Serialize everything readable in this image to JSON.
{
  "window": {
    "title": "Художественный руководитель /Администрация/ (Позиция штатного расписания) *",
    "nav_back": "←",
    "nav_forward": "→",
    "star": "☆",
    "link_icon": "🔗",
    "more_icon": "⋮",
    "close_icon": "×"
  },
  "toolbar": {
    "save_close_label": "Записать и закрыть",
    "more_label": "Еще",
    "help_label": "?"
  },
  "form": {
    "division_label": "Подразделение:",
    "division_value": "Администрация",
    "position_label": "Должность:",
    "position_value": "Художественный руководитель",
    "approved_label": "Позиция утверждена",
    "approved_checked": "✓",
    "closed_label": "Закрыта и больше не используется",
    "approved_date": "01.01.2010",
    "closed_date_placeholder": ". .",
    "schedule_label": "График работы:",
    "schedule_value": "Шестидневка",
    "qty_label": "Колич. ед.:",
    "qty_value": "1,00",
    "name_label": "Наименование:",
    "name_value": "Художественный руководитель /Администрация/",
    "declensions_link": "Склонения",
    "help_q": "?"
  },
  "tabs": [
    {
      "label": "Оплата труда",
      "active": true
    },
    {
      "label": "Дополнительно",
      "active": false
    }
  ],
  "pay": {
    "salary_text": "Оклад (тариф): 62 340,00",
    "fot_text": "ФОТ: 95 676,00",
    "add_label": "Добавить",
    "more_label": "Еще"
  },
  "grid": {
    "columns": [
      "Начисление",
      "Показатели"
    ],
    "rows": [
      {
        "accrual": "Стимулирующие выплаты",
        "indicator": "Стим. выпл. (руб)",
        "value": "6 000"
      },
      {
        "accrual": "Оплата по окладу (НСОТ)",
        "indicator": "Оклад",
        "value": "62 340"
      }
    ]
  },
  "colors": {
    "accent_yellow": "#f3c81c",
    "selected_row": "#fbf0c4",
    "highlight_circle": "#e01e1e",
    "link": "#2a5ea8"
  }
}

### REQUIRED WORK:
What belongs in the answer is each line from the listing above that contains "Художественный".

### WRITTEN RESPONSE:
    "title": "Художественный руководитель /Администрация/ (Позиция штатного расписания) *",
    "position_value": "Художественный руководитель",
    "name_value": "Художественный руководитель /Администрация/",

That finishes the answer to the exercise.